Source records:
++++++++++

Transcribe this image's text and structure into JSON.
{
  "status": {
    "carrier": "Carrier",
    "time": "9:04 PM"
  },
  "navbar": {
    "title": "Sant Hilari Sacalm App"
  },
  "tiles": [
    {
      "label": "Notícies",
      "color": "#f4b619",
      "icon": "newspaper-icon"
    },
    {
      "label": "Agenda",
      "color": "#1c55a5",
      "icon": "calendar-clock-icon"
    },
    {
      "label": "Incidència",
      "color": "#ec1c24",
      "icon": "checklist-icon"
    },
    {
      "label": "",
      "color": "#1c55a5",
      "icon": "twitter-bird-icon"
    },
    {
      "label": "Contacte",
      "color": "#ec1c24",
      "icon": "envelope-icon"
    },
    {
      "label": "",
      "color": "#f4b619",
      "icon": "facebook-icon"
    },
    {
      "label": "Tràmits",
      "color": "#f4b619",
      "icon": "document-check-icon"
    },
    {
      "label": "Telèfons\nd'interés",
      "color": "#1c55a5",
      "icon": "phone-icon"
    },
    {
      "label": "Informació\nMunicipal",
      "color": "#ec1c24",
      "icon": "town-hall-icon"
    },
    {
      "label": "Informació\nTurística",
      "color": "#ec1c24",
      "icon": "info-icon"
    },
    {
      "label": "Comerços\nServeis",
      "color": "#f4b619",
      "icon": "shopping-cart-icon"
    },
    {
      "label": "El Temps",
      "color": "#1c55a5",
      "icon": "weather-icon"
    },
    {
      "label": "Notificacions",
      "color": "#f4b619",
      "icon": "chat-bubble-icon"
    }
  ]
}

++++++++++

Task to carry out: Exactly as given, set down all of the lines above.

Response area:
Transcribe this image's text and structure into JSON.
{
  "status": {
    "carrier": "Carrier",
    "time": "9:04 PM"
  },
  "navbar": {
    "title": "Sant Hilari Sacalm App"
  },
  "tiles": [
    {
      "label": "Notícies",
      "color": "#f4b619",
      "icon": "newspaper-icon"
    },
    {
      "label": "Agenda",
      "color": "#1c55a5",
      "icon": "calendar-clock-icon"
    },
    {
      "label": "Incidència",
      "color": "#ec1c24",
      "icon": "checklist-icon"
    },
    {
      "label": "",
      "color": "#1c55a5",
      "icon": "twitter-bird-icon"
    },
    {
      "label": "Contacte",
      "color": "#ec1c24",
      "icon": "envelope-icon"
    },
    {
      "label": "",
      "color": "#f4b619",
      "icon": "facebook-icon"
    },
    {
      "label": "Tràmits",
      "color": "#f4b619",
      "icon": "document-check-icon"
    },
    {
      "label": "Telèfons\nd'interés",
      "color": "#1c55a5",
      "icon": "phone-icon"
    },
    {
      "label": "Informació\nMunicipal",
      "color": "#ec1c24",
      "icon": "town-hall-icon"
    },
    {
      "label": "Informació\nTurística",
      "color": "#ec1c24",
      "icon": "info-icon"
    },
    {
      "label": "Comerços\nServeis",
      "color": "#f4b619",
      "icon": "shopping-cart-icon"
    },
    {
      "label": "El Temps",
      "color": "#1c55a5",
      "icon": "weather-icon"
    },
    {
      "label": "Notificacions",
      "color": "#f4b619",
      "icon": "chat-bubble-icon"
    }
  ]
}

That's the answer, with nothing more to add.